The tow policy of the police department was discretionary (“may tow”) and defendant hadn’t yet been arrested when the decision was made to tow without giving options. Therefore, the government didn’t meet its burden that the decision to tow was within policy. Also, “The Court concludes that four of the five factors listed in United States v. Sanders weigh against the United States and in favor of a finding that Babadi lacked a non-pretextual community-caretaking justification for deciding to impound James’ car.” United States v. James, 2019 U.S. Dist. LEXIS 134814 (D. N.M. Aug. 10, 2019):
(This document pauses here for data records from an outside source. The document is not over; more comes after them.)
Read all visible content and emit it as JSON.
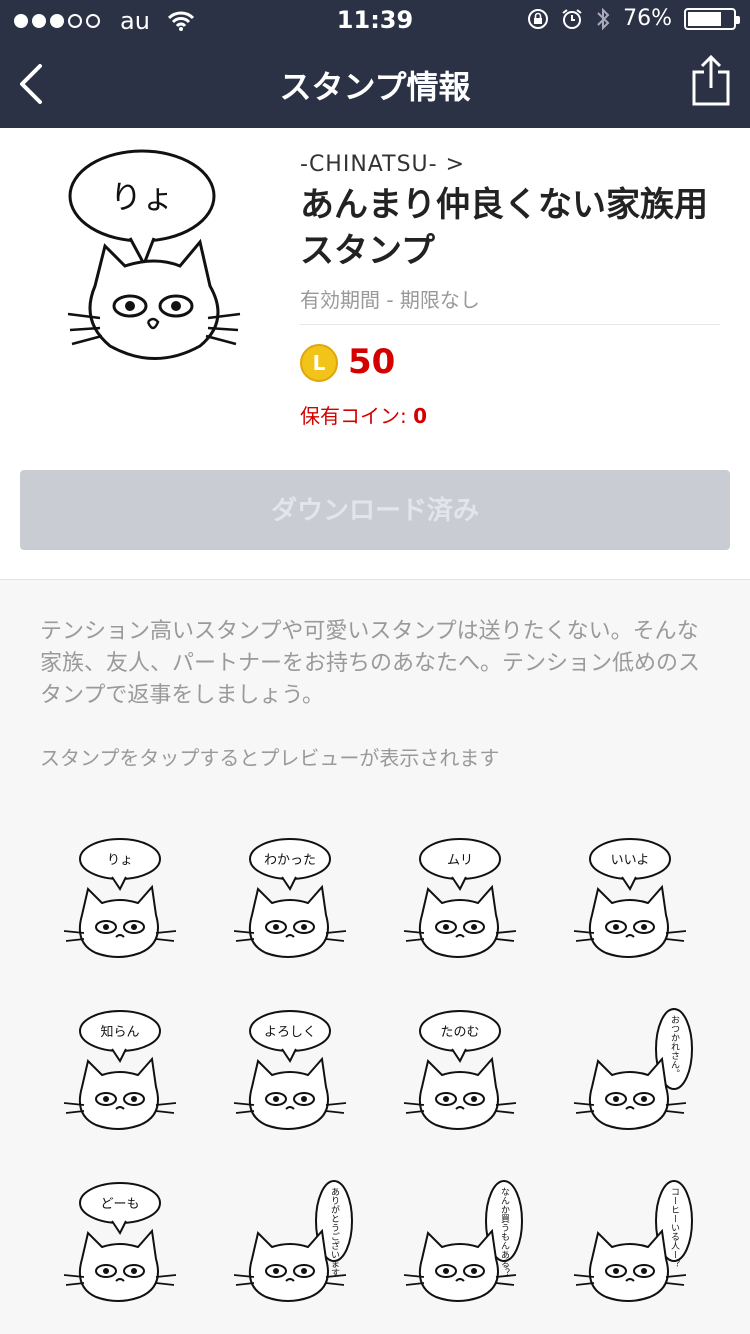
{
  "status": {
    "carrier": "au",
    "time": "11:39",
    "battery_label": "76%",
    "battery_level": 0.76,
    "signal_dots": 5,
    "signal_on": 3
  },
  "nav": {
    "title": "スタンプ情報"
  },
  "sticker": {
    "main_bubble_text": "りょ",
    "author": "-CHINATSU-",
    "author_chevron": ">",
    "title": "あんまり仲良くない家族用スタンプ",
    "validity": "有効期間 - 期限なし",
    "coin_letter": "L",
    "price": "50",
    "owned_label": "保有コイン: ",
    "owned_value": "0",
    "download_label": "ダウンロード済み"
  },
  "description": "テンション高いスタンプや可愛いスタンプは送りたくない。そんな家族、友人、パートナーをお持ちのあなたへ。テンション低めのスタンプで返事をしましょう。",
  "preview_hint": "スタンプをタップするとプレビューが表示されます",
  "stickers": [
    {
      "text": "りょ"
    },
    {
      "text": "わかった"
    },
    {
      "text": "ムリ"
    },
    {
      "text": "いいよ"
    },
    {
      "text": "知らん"
    },
    {
      "text": "よろしく"
    },
    {
      "text": "たのむ"
    },
    {
      "text": "おつかれさん。"
    },
    {
      "text": "どーも"
    },
    {
      "text": "ありがとうございます"
    },
    {
      "text": "なんか買うもんある？"
    },
    {
      "text": "コーヒーいる人ー？"
    }
  ],
  "colors": {
    "nav_bg": "#2b3245",
    "price": "#d40000",
    "coin": "#f2c318",
    "button_disabled": "#c9ccd3"
  }
}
In sum, the United States has not carried its burden of proving that standardized criteria guided Babadi’s decision to tow James’ car. The policies on which Babadi supposedly relied did not take effect until more than a year after Babadi stopped James. Although the form on which James’ car’s contents are listed permits James to request that the police not tow his car, provided he release the police from liability, Babadi did not give James the option to make this request, nor did Babadi explain why he did not give James this option. Finally, the policies on which Babadi purportedly relied — although they were not yet in effect — did not limit Babadi’s discretion in any way. The policies permitted, but did not require, Babadi to tow James’ car under certain circumstances, and permitted Babadi to tow the car if “other circumstances or factors allow[ed] for an officer to research alternative methods.” FPD Towing Policy at 3. Standardized criteria did not guide Babadi’s decision to tow James’ car, and Babadi’s decision was therefore unlawful.